- If you observe that the resource usage is persistently low, for example, only 10%-20% of CPU usage, you can scale in the cluster to save resources.
You can scale out clusters on the console by yourself. If you need to scale in a cluster, you need to contact TiDB Cloud Support for help. For more information about scaling, see Scale Your TiDB Cluster. You can keep in touch with the support team to track the exact progress. You must wait for the scaling operation to finish before starting your test because it can impact the performance due to data rebalancing.
Once your application for the PoC is approved, you will receive trial points in your account. Generally, the trial points are sufficient for a 14-day PoC. The trial points are charged by the type of nodes and the number of nodes, on an hourly basis. For more information, see TiDB Cloud Billing.
To check the points left for your PoC, go to the Active Clusters page, as shown in the following screenshot.
To save points, remove the cluster that you are not using.

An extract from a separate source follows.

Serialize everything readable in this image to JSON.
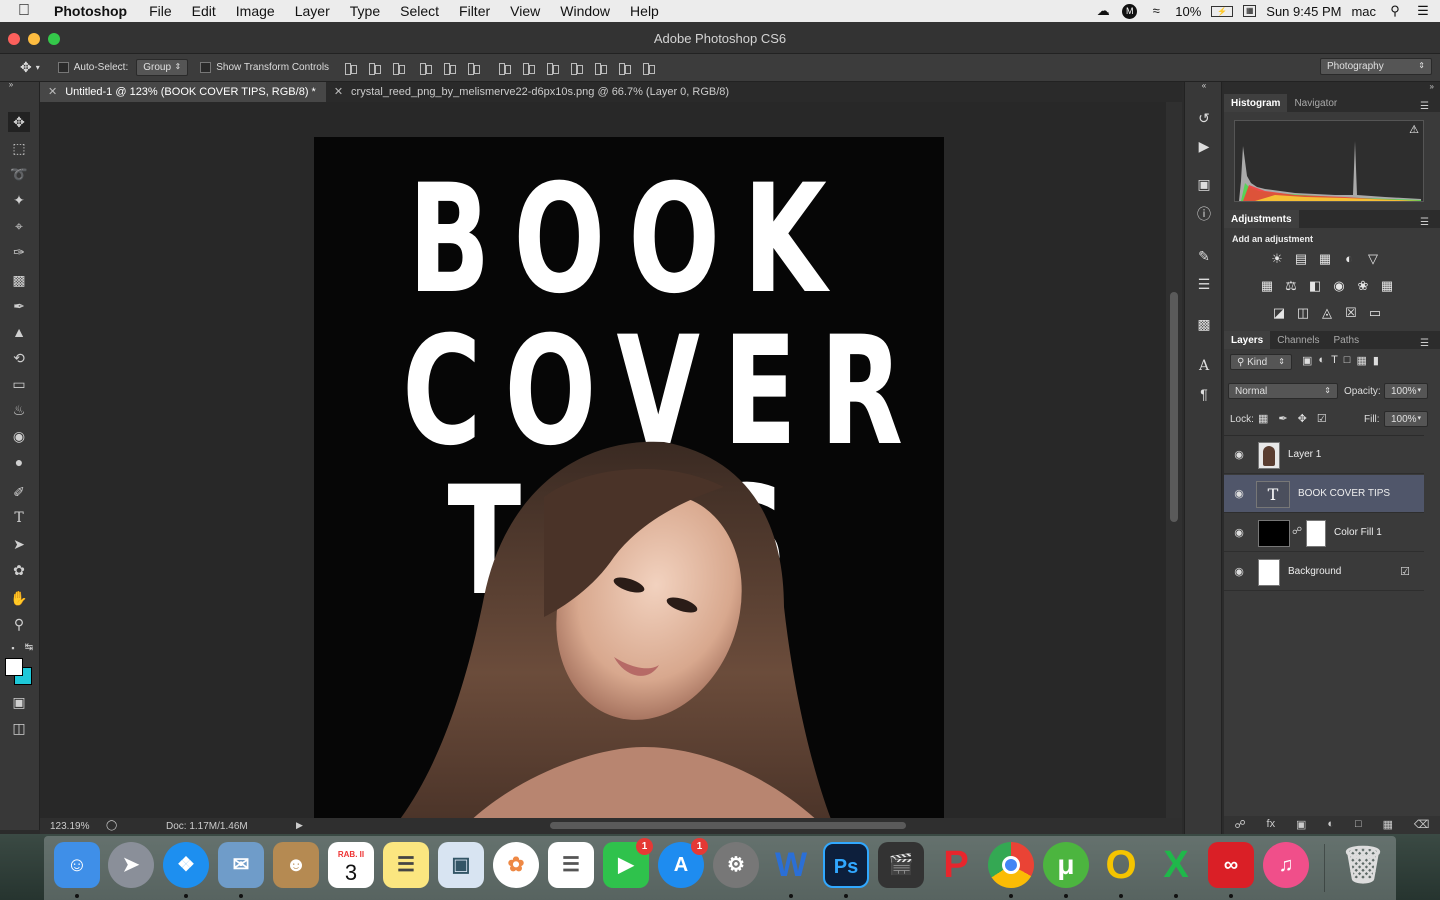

Currently, you cannot stop a cluster. You need to ensure that your backups are up to date before removing a cluster, so you can restore the cluster later when you want to resume your PoC.
If you want to extend the PoC trial period or are running out of trial points, contact PingCAP for help.
You can always contact PingCAP for help.
- Overview of the PoC procedures
- Step 1. Define success criteria and create a test plan
- Step 2. Identify characteristics of your workload
- Step 3. Sign up and create a dedicated cluster for the PoC
- Step 4. Adapt your schemas and SQL
- Step 5. Import data
- Step 6. Run your workload and evaluate results
- Step 7. Explore more features
- Step 8. Clean up the environment and finish the PoC